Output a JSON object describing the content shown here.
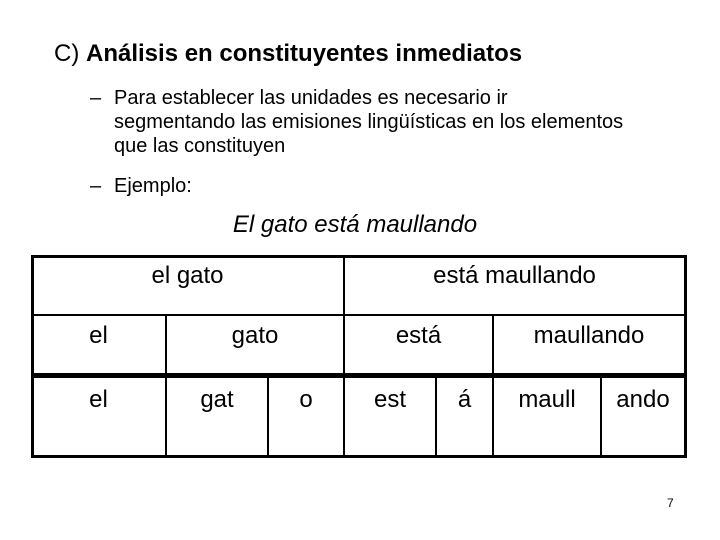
{
  "slide": {
    "title_prefix": "C)",
    "title_bold": "Análisis en constituyentes inmediatos",
    "bullets": [
      {
        "dash": "–",
        "text": "Para establecer las unidades es necesario ir segmentando las emisiones lingüísticas en los elementos que las constituyen"
      },
      {
        "dash": "–",
        "text": "Ejemplo:"
      }
    ],
    "example_sentence": "El gato está maullando",
    "page_number": "7"
  },
  "analysis_table": {
    "rows": [
      {
        "level": "phrases",
        "cells": [
          "el gato",
          "está maullando"
        ]
      },
      {
        "level": "words",
        "cells": [
          "el",
          "gato",
          "está",
          "maullando"
        ]
      },
      {
        "level": "morphemes",
        "cells": [
          "el",
          "gat",
          "o",
          "est",
          "á",
          "maull",
          "ando"
        ]
      }
    ]
  }
}
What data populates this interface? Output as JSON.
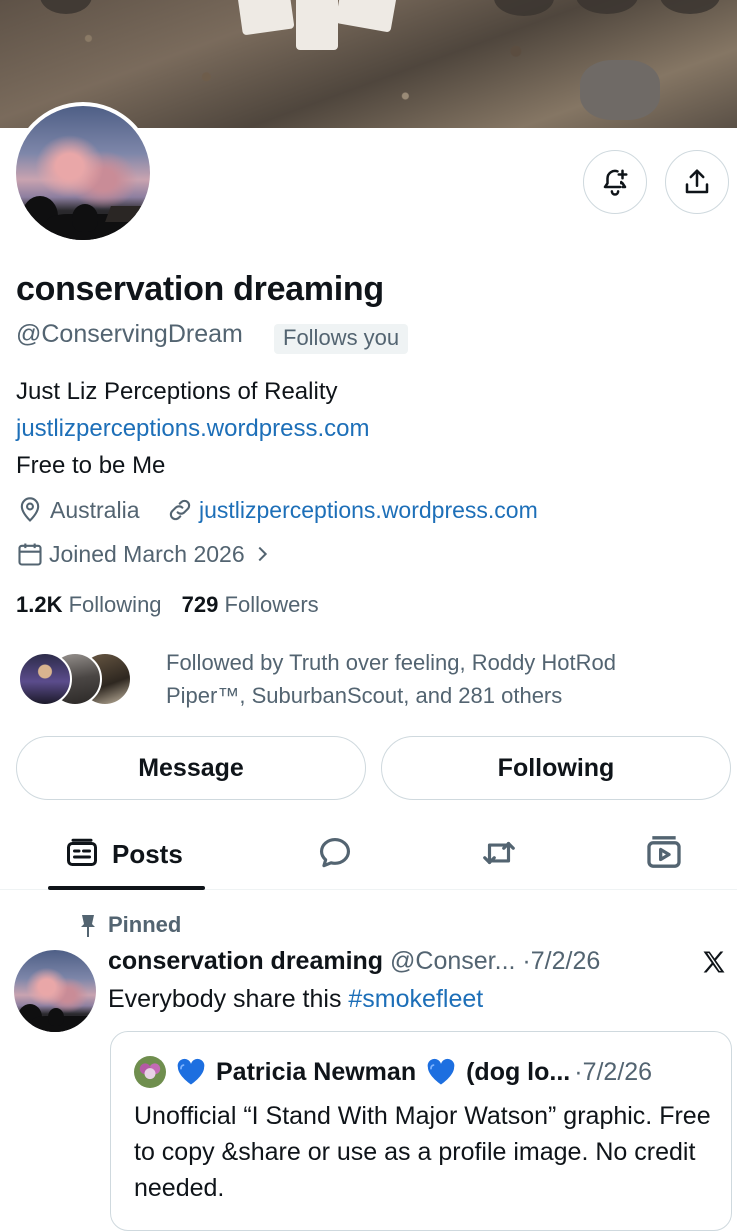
{
  "profile": {
    "display_name": "conservation dreaming",
    "handle": "@ConservingDream",
    "follows_you_badge": "Follows you",
    "bio_line1": "Just Liz Perceptions of Reality",
    "bio_link": "justlizperceptions.wordpress.com",
    "bio_line3": "Free to be Me",
    "location": "Australia",
    "website": "justlizperceptions.wordpress.com",
    "joined": "Joined March 2026",
    "following_count": "1.2K",
    "following_label": "Following",
    "followers_count": "729",
    "followers_label": "Followers",
    "followed_by": "Followed by Truth over feeling, Roddy HotRod Piper™, SuburbanScout, and 281 others"
  },
  "actions": {
    "message_label": "Message",
    "following_label": "Following"
  },
  "tabs": {
    "posts_label": "Posts"
  },
  "pinned_post": {
    "pinned_label": "Pinned",
    "author_name": "conservation dreaming",
    "author_handle": "@Conser...",
    "separator": "·",
    "date": "7/2/26",
    "text_prefix": "Everybody share this ",
    "hashtag": "#smokefleet",
    "quote": {
      "author_name": "Patricia Newman",
      "author_suffix": "(dog lo...",
      "separator": "·",
      "date": "7/2/26",
      "text": "Unofficial “I Stand With Major Watson” graphic. Free to copy &share or use as a profile image. No credit needed."
    }
  },
  "colors": {
    "link": "#1d6fb8",
    "secondary_text": "#536471",
    "border": "#cfd9de",
    "heart": "#1d6fe0"
  },
  "icons": [
    "notification-bell-plus-icon",
    "share-icon",
    "location-pin-icon",
    "link-icon",
    "calendar-icon",
    "chevron-right-icon",
    "posts-icon",
    "replies-icon",
    "reposts-icon",
    "media-icon",
    "pin-icon",
    "x-logo-icon",
    "blue-heart-icon"
  ]
}
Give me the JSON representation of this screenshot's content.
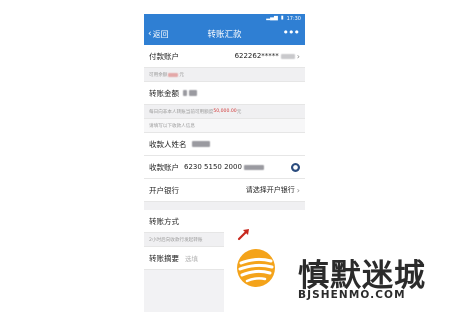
{
  "status_bar": {
    "time": "17:30"
  },
  "header": {
    "back_label": "返回",
    "title": "转账汇款",
    "more_label": "•••"
  },
  "payer": {
    "label": "付款账户",
    "account": "622262*****"
  },
  "available": {
    "text": "可用余额",
    "amount_suffix": "元"
  },
  "amount": {
    "label": "转账金额"
  },
  "limit_note": {
    "prefix": "每日向非本人转账当前可用额度",
    "limit": "50,000.00",
    "suffix": "元"
  },
  "payee_hint": {
    "text": "请填写以下收款人信息"
  },
  "payee_name": {
    "label": "收款人姓名"
  },
  "payee_account": {
    "label": "收款账户",
    "value": "6230 5150 2000"
  },
  "bank": {
    "label": "开户银行",
    "placeholder": "请选择开户银行"
  },
  "method": {
    "label": "转账方式",
    "note": "2小时后向收款行发起转账"
  },
  "memo": {
    "label": "转账摘要",
    "placeholder": "选填"
  },
  "watermark": {
    "name": "慎默迷城",
    "domain": "BJSHENMO.COM"
  },
  "colors": {
    "brand_blue": "#2f7fd3",
    "warning_red": "#d23a3a",
    "logo_orange": "#f4a31a"
  }
}
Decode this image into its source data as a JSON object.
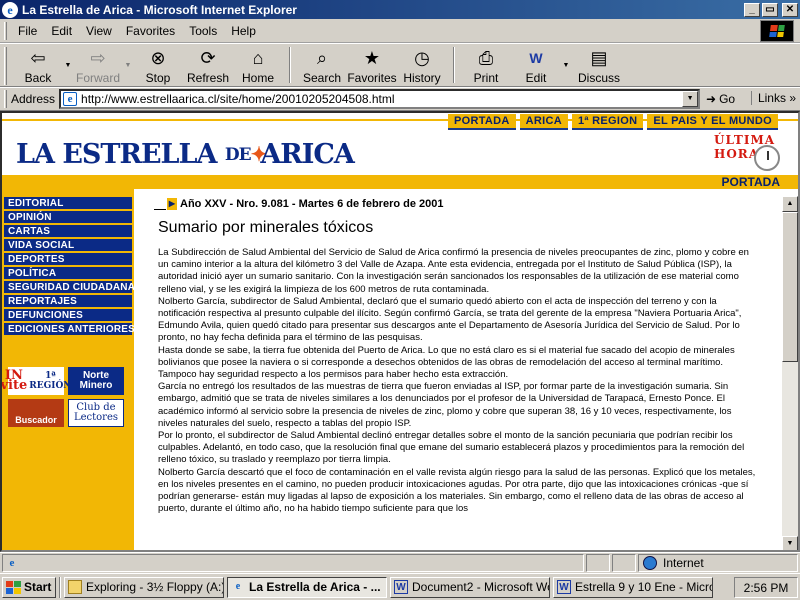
{
  "window": {
    "title": "La Estrella de Arica - Microsoft Internet Explorer",
    "buttons": {
      "minimize": "_",
      "maximize": "▭",
      "close": "✕"
    }
  },
  "menu": [
    "File",
    "Edit",
    "View",
    "Favorites",
    "Tools",
    "Help"
  ],
  "toolbar": {
    "back": "Back",
    "forward": "Forward",
    "stop": "Stop",
    "refresh": "Refresh",
    "home": "Home",
    "search": "Search",
    "favorites": "Favorites",
    "history": "History",
    "print": "Print",
    "edit": "Edit",
    "discuss": "Discuss"
  },
  "address": {
    "label": "Address",
    "url": "http://www.estrellaarica.cl/site/home/20010205204508.html",
    "go": "Go",
    "links": "Links"
  },
  "site": {
    "nav_tabs": [
      "PORTADA",
      "ARICA",
      "1ª REGION",
      "EL PAIS Y EL MUNDO"
    ],
    "logo_word1": "LA ESTRELLA",
    "logo_word2": "DE",
    "logo_word3": "ARICA",
    "ultima_line1": "ÚLTIMA",
    "ultima_line2": "HORA",
    "portada": "PORTADA",
    "sections": [
      "EDITORIAL",
      "OPINIÓN",
      "CARTAS",
      "VIDA SOCIAL",
      "DEPORTES",
      "POLÍTICA",
      "SEGURIDAD CIUDADANA",
      "REPORTAJES",
      "DEFUNCIONES",
      "EDICIONES ANTERIORES"
    ],
    "ads": {
      "invite": "IN vite",
      "invite_sub": "1ª REGIÓN",
      "norte": "Norte Minero",
      "buscador": "Buscador",
      "club": "Club de Lectores"
    }
  },
  "article": {
    "issue": "Año XXV - Nro. 9.081 - Martes 6 de febrero de 2001",
    "headline": "Sumario por minerales tóxicos",
    "paragraphs": [
      "La Subdirección de Salud Ambiental del Servicio de Salud de Arica confirmó la presencia de niveles preocupantes de zinc, plomo y cobre en un camino interior a la altura del kilómetro 3 del Valle de Azapa. Ante esta evidencia, entregada por el Instituto de Salud Pública (ISP), la autoridad inició ayer un sumario sanitario. Con la investigación serán sancionados los responsables de la utilización de ese material como relleno vial, y se les exigirá la limpieza de los 600 metros de ruta contaminada.",
      "Nolberto García, subdirector de Salud Ambiental, declaró que el sumario quedó abierto con el acta de inspección del terreno y con la notificación respectiva al presunto culpable del ilícito. Según confirmó García, se trata del gerente de la empresa \"Naviera Portuaria Arica\", Edmundo Avila, quien quedó citado para presentar sus descargos ante el Departamento de Asesoría Jurídica del Servicio de Salud. Por lo pronto, no hay fecha definida para el término de las pesquisas.",
      "Hasta donde se sabe, la tierra fue obtenida del Puerto de Arica. Lo que no está claro es si el material fue sacado del acopio de minerales bolivianos que posee la naviera o si corresponde a desechos obtenidos de las obras de remodelación del acceso al terminal marítimo. Tampoco hay seguridad respecto a los permisos para haber hecho esta extracción.",
      "García no entregó los resultados de las muestras de tierra que fueron enviadas al ISP, por formar parte de la investigación sumaria. Sin embargo, admitió que se trata de niveles similares a los denunciados por el profesor de la Universidad de Tarapacá, Ernesto Ponce. El académico informó al servicio sobre la presencia de niveles de zinc, plomo y cobre que superan 38, 16 y 10 veces, respectivamente, los niveles naturales del suelo, respecto a tablas del propio ISP.",
      "Por lo pronto, el subdirector de Salud Ambiental declinó entregar detalles sobre el monto de la sanción pecuniaria que podrían recibir los culpables. Adelantó, en todo caso, que la resolución final que emane del sumario establecerá plazos y procedimientos para la remoción del relleno tóxico, su traslado y reemplazo por tierra limpia.",
      "Nolberto García descartó que el foco de contaminación en el valle revista algún riesgo para la salud de las personas. Explicó que los metales, en los niveles presentes en el camino, no pueden producir intoxicaciones agudas. Por otra parte, dijo que las intoxicaciones crónicas -que sí podrían generarse- están muy ligadas al lapso de exposición a los materiales. Sin embargo, como el relleno data de las obras de acceso al puerto, durante el último año, no ha habido tiempo suficiente para que los"
    ]
  },
  "status": {
    "zone": "Internet"
  },
  "taskbar": {
    "start": "Start",
    "tasks": [
      {
        "label": "Exploring - 3½ Floppy (A:)",
        "icon": "folder-icon",
        "active": false
      },
      {
        "label": "La Estrella de Arica - ...",
        "icon": "ie-icon",
        "active": true
      },
      {
        "label": "Document2 - Microsoft Word",
        "icon": "word-icon",
        "active": false
      },
      {
        "label": "Estrella 9 y 10 Ene - Micro...",
        "icon": "word-icon",
        "active": false
      }
    ],
    "clock": "2:56 PM"
  }
}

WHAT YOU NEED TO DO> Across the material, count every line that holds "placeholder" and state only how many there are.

PROBLEM SOLUTION> 2